next up previous contents
Next: Current status Up: MPI for Java: Position Previous: Contents   Contents

Introduction and background

A basic prerequisite for parallel programming is a good message passing API. Java comes with various ready-made packages for communication, notably an easy-to-use interface to BSD sockets, and the Remote Method Invocation (RMI) mechanism. Interesting as these interfaces are, it is questionable whether parallel programmers will find them especially convenient. Sockets and remote procedure calls have been around for about as long as parallel computing has been fashionable, and neither of them has been popular in that field. Both communication models are optimized for client-server programming, whereas the parallel computing world is mainly concerned with ``symmetric'' communication, occurring in groups of interacting peers.

This symmetric model of communication is captured in the successful Message Passing Interface (MPI) standard, established a few years ago [4]. MPI directly supports the Single Program Multiple Data (SPMD) model of parallel computing, wherein a group of processes cooperate by executing identical program images on local data values. Reliable point-to-point communication is provided through a shared, group-wide communicator, instead of socket pairs. MPI allows numerous blocking, non-blocking, buffered or synchronous communication modes. It also provides a library of true collective operations (broadcast is the most trivial example). An extended standard, MPI-2 [5], allows for dynamic process creation and access to memory in remote processes.

The MPI standard document thus far has provided language-independent specification as well as language-specific (C and Fortran) bindings [4]. While the MPI-2 release of the standard added a C++ binding [5], no Java binding has been offered or is planned by the MPI Forum. With the evident success of Java as a programming language, and its inevitable use in connection with parallel as well as distributed computing, the absence of a well-designed language-specific binding for message-passing with Java will lead to divergent, non-portable practices.

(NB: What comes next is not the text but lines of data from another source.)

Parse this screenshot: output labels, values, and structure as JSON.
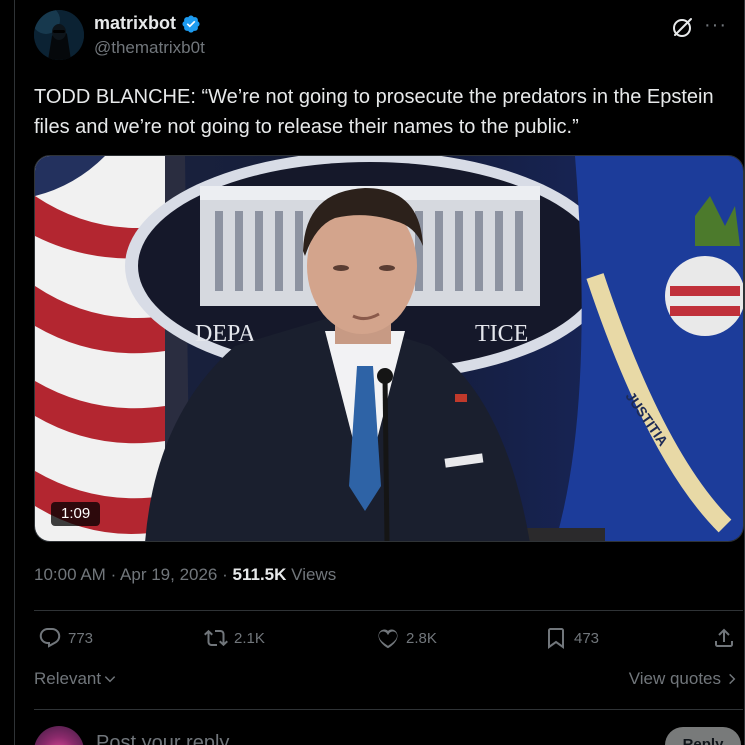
{
  "author": {
    "display_name": "matrixbot",
    "handle": "@thematrixb0t",
    "verified": true
  },
  "tweet": {
    "text": "TODD BLANCHE: “We’re not going to prosecute the predators in the Epstein files and we’re not going to release their names to the public.”"
  },
  "media": {
    "duration": "1:09",
    "description_icon": "video-thumbnail"
  },
  "meta": {
    "time": "10:00 AM",
    "date": "Apr 19, 2026",
    "views_count": "511.5K",
    "views_label": "Views",
    "separator": "·"
  },
  "actions": {
    "replies": "773",
    "reposts": "2.1K",
    "likes": "2.8K",
    "bookmarks": "473"
  },
  "replies_bar": {
    "sort_label": "Relevant",
    "view_quotes_label": "View quotes"
  },
  "composer": {
    "placeholder": "Post your reply",
    "reply_label": "Reply"
  },
  "colors": {
    "background": "#000000",
    "text": "#e7e9ea",
    "muted": "#71767b",
    "border": "#2f3336",
    "verified": "#1d9bf0"
  }
}
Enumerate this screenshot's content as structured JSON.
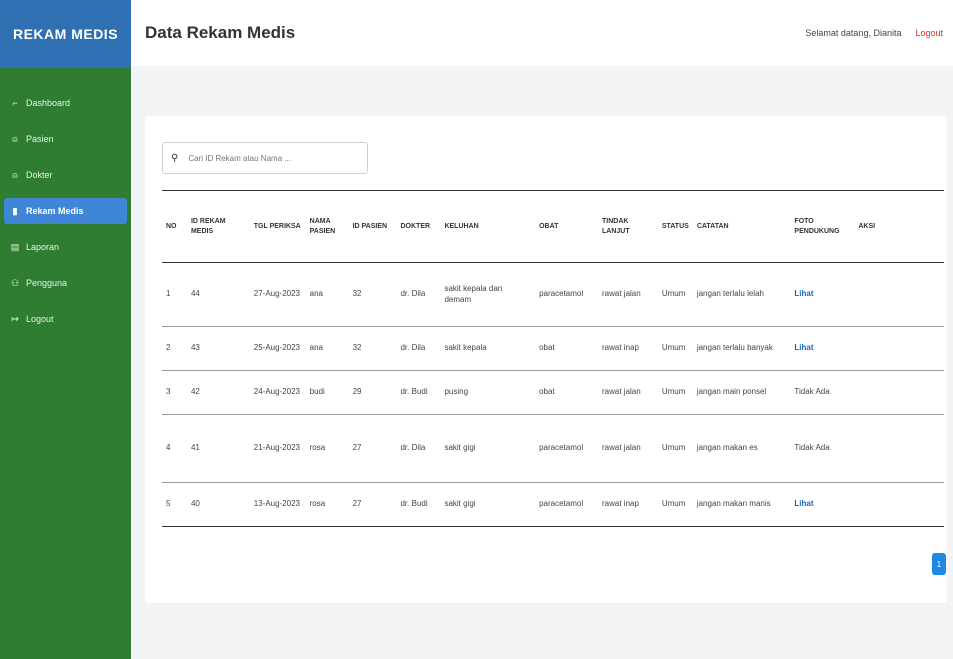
{
  "sidebar": {
    "brand": "REKAM MEDIS",
    "items": [
      {
        "label": "Dashboard",
        "icon": "chart-icon"
      },
      {
        "label": "Pasien",
        "icon": "user-icon"
      },
      {
        "label": "Dokter",
        "icon": "user-icon"
      },
      {
        "label": "Rekam Medis",
        "icon": "book-icon"
      },
      {
        "label": "Laporan",
        "icon": "file-icon"
      },
      {
        "label": "Pengguna",
        "icon": "users-icon"
      },
      {
        "label": "Logout",
        "icon": "logout-icon"
      }
    ]
  },
  "header": {
    "title": "Data Rekam Medis",
    "welcome": "Selamat datang, Dianita",
    "logout": "Logout"
  },
  "search": {
    "placeholder": "Cari ID Rekam atau Nama ..."
  },
  "table": {
    "headers": [
      "NO",
      "ID REKAM MEDIS",
      "TGL PERIKSA",
      "NAMA PASIEN",
      "ID PASIEN",
      "DOKTER",
      "KELUHAN",
      "OBAT",
      "TINDAK LANJUT",
      "STATUS",
      "CATATAN",
      "FOTO PENDUKUNG",
      "AKSI"
    ],
    "rows": [
      {
        "no": "1",
        "id": "44",
        "tgl": "27-Aug-2023",
        "nama": "ana",
        "id_pasien": "32",
        "dokter": "dr. Dila",
        "keluhan": "sakit kepala dan demam",
        "obat": "paracetamol",
        "tindak": "rawat jalan",
        "status": "Umum",
        "catatan": "jangan terlalu lelah",
        "foto": "Lihat"
      },
      {
        "no": "2",
        "id": "43",
        "tgl": "25-Aug-2023",
        "nama": "ana",
        "id_pasien": "32",
        "dokter": "dr. Dila",
        "keluhan": "sakit kepala",
        "obat": "obat",
        "tindak": "rawat inap",
        "status": "Umum",
        "catatan": "jangan terlalu banyak",
        "foto": "Lihat"
      },
      {
        "no": "3",
        "id": "42",
        "tgl": "24-Aug-2023",
        "nama": "budi",
        "id_pasien": "29",
        "dokter": "dr. Budi",
        "keluhan": "pusing",
        "obat": "obat",
        "tindak": "rawat jalan",
        "status": "Umum",
        "catatan": "jangan main ponsel",
        "foto": "Tidak Ada"
      },
      {
        "no": "4",
        "id": "41",
        "tgl": "21-Aug-2023",
        "nama": "rosa",
        "id_pasien": "27",
        "dokter": "dr. Dila",
        "keluhan": "sakit gigi",
        "obat": "paracetamol",
        "tindak": "rawat jalan",
        "status": "Umum",
        "catatan": "jangan makan es",
        "foto": "Tidak Ada"
      },
      {
        "no": "5",
        "id": "40",
        "tgl": "13-Aug-2023",
        "nama": "rosa",
        "id_pasien": "27",
        "dokter": "dr. Budi",
        "keluhan": "sakit gigi",
        "obat": "paracetamol",
        "tindak": "rawat inap",
        "status": "Umum",
        "catatan": "jangan makan manis",
        "foto": "Lihat"
      }
    ]
  },
  "pagination": {
    "current": "1"
  },
  "colors": {
    "sidebar": "#2e7d32",
    "brand": "#2f70b3",
    "active": "#3f87d6",
    "logout": "#d32f2f"
  }
}
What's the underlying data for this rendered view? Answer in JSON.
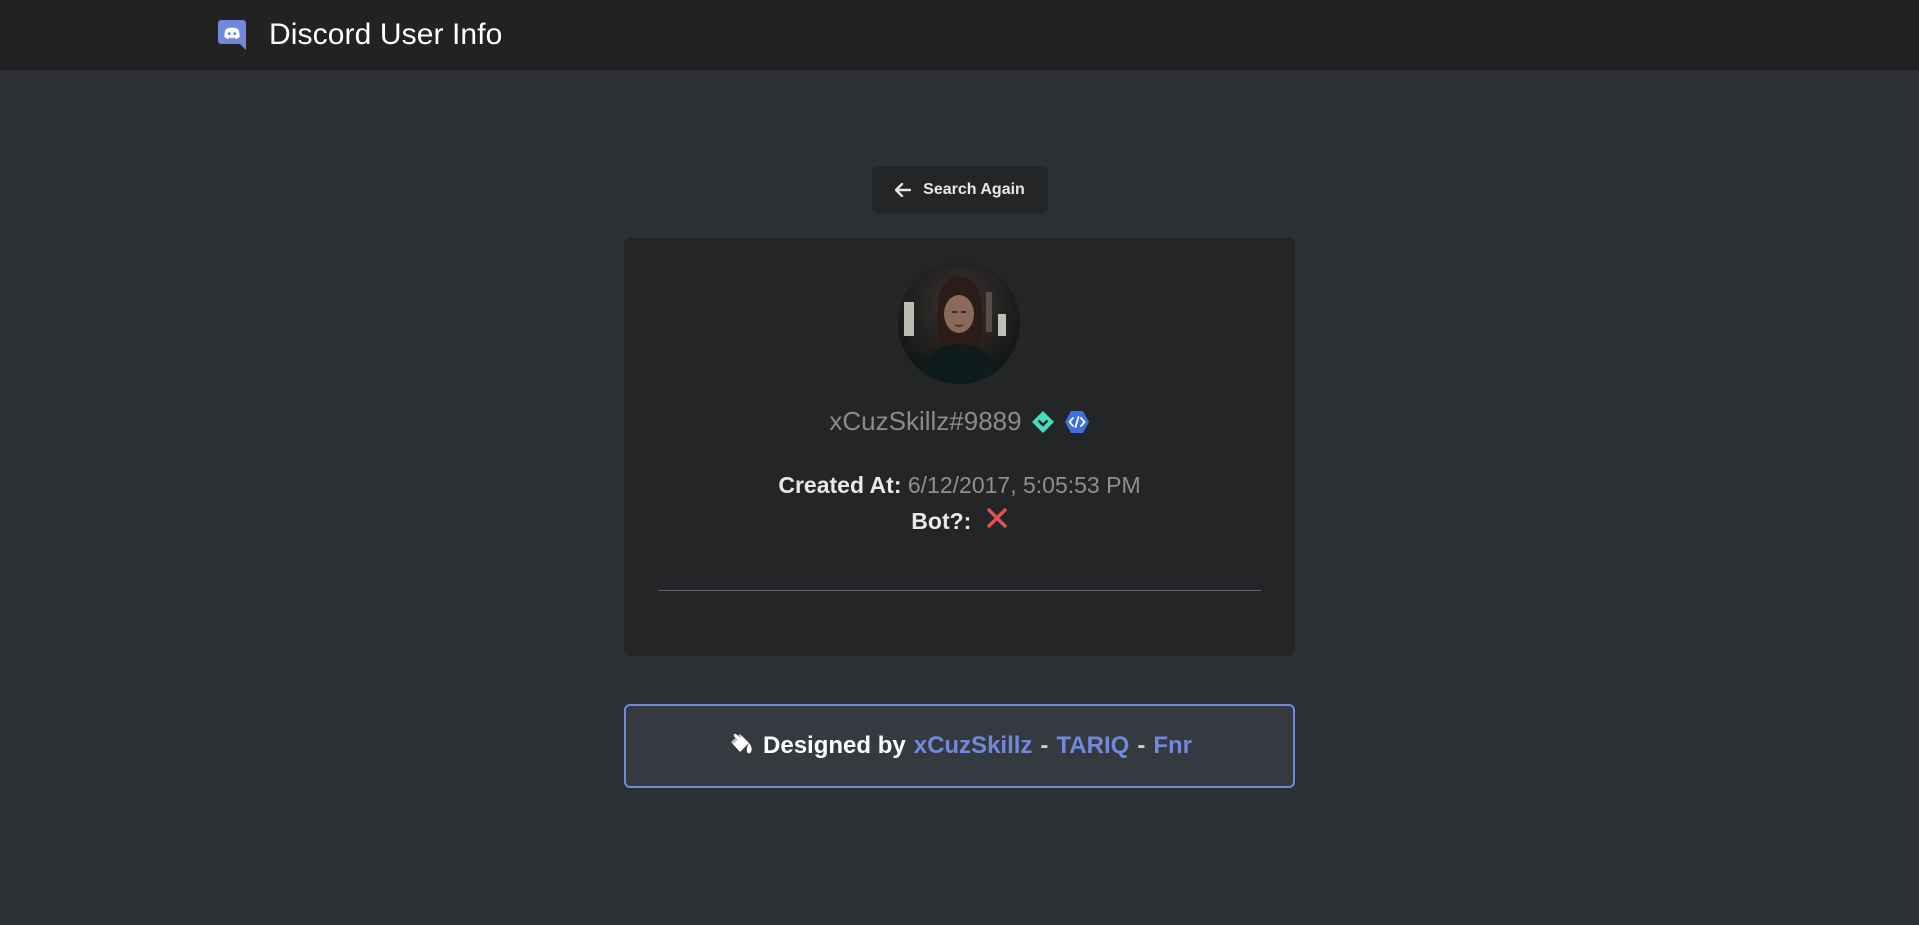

Therefore, a standard specification is urgently needed to enable the development of portable Java Grande applications using MPI.


next up previous contents
Next: Current status Up: MPI for Java: Position Previous: Contents   Contents
Bryan Carpenter 2002-07-12